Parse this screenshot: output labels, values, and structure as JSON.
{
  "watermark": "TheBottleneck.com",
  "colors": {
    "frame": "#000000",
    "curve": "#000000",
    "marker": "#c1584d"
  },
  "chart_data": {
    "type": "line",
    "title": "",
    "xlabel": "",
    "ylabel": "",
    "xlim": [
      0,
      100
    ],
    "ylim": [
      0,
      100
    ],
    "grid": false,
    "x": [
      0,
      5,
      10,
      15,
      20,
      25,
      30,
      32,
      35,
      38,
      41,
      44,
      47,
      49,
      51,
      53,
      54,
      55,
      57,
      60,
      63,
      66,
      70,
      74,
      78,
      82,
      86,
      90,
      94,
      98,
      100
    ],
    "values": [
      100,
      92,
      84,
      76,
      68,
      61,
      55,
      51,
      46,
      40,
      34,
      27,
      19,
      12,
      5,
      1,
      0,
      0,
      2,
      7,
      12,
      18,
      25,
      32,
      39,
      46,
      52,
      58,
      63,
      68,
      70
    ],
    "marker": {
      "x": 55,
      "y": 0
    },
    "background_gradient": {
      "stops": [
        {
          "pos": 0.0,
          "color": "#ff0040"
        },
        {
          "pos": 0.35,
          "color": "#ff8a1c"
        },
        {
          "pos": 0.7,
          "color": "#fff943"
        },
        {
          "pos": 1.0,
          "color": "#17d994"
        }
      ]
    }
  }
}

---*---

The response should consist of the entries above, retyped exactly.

Parse this screenshot: output labels, values, and structure as JSON.
{
  "watermark": "TheBottleneck.com",
  "colors": {
    "frame": "#000000",
    "curve": "#000000",
    "marker": "#c1584d"
  },
  "chart_data": {
    "type": "line",
    "title": "",
    "xlabel": "",
    "ylabel": "",
    "xlim": [
      0,
      100
    ],
    "ylim": [
      0,
      100
    ],
    "grid": false,
    "x": [
      0,
      5,
      10,
      15,
      20,
      25,
      30,
      32,
      35,
      38,
      41,
      44,
      47,
      49,
      51,
      53,
      54,
      55,
      57,
      60,
      63,
      66,
      70,
      74,
      78,
      82,
      86,
      90,
      94,
      98,
      100
    ],
    "values": [
      100,
      92,
      84,
      76,
      68,
      61,
      55,
      51,
      46,
      40,
      34,
      27,
      19,
      12,
      5,
      1,
      0,
      0,
      2,
      7,
      12,
      18,
      25,
      32,
      39,
      46,
      52,
      58,
      63,
      68,
      70
    ],
    "marker": {
      "x": 55,
      "y": 0
    },
    "background_gradient": {
      "stops": [
        {
          "pos": 0.0,
          "color": "#ff0040"
        },
        {
          "pos": 0.35,
          "color": "#ff8a1c"
        },
        {
          "pos": 0.7,
          "color": "#fff943"
        },
        {
          "pos": 1.0,
          "color": "#17d994"
        }
      ]
    }
  }
}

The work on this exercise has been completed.